Synopsis: Italian Delicacies Served Up in a Neutron Star Crust
The matter in the outermost layer, or “crust,” of a neutron star (the remnant of a supernova) is believed to host a variety of phases in which dense regions of nucleons are filled with voids of lower density. The presence of the phases, euphemistically referred to as “nuclear pasta” because of their resemblance to the shapes of lasagna, gnocchi, and spaghetti, may affect the emission of neutrinos, the primary mechanism by which the neutron star cools. In Physical Review C, Claudio Dorso of the University of Buenos Aires, Argentina, and colleagues report that a set of topological and geometric descriptors can accurately identify each pasta phase predicted by dynamical simulations, a labeling scheme that could be used to directly map the shape of a pasta phase to its effect on neutrino emission and neutron star cooling.

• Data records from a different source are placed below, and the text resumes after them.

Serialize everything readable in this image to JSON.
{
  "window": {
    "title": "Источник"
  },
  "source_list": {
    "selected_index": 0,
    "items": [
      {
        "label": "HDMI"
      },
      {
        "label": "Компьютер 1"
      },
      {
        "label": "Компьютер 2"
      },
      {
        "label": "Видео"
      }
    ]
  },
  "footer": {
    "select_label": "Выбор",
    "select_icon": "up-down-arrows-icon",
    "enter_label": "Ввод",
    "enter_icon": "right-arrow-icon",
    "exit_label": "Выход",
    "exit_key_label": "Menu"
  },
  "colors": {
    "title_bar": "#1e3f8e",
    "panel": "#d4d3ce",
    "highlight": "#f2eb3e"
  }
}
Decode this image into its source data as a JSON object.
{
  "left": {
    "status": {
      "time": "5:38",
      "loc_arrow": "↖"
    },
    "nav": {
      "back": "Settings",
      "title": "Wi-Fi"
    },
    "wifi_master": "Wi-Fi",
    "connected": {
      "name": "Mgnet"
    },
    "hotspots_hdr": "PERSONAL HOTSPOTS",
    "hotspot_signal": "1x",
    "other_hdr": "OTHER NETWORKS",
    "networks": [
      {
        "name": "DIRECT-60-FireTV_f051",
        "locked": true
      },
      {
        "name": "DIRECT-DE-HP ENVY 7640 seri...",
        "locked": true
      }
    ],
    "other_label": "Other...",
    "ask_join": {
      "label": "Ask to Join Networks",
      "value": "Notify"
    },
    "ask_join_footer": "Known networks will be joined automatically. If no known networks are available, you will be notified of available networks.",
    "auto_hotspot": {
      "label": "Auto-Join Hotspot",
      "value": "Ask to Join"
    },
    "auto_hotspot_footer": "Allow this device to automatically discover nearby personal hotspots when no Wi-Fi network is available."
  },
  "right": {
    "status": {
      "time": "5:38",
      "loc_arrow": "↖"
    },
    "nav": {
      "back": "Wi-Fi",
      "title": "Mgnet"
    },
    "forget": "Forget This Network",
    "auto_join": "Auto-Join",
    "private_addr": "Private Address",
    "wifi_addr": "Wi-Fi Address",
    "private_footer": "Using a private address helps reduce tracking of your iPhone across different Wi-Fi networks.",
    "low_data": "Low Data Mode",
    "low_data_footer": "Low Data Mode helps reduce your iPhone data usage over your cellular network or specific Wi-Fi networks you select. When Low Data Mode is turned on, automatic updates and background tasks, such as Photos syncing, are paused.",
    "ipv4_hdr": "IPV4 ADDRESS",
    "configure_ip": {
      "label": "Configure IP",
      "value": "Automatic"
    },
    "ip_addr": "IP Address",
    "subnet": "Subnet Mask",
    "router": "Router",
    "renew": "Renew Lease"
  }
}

Dorso et al. classify a particular pasta phase by defining its volume, area, mean curvature, and its Euler characteristic—a number that represents the phase’s topology. Although pasta phases have long been studied theoretically, the authors’ calculations are some of the first to use a classical molecular dynamics model that is consistent with low- to medium-energy nuclear reactions. Moreover, they make no initial assumptions about the phase structure, which should help clarify the balance of forces and parameters that lead to the formation of each phase. – Joseph Kapusta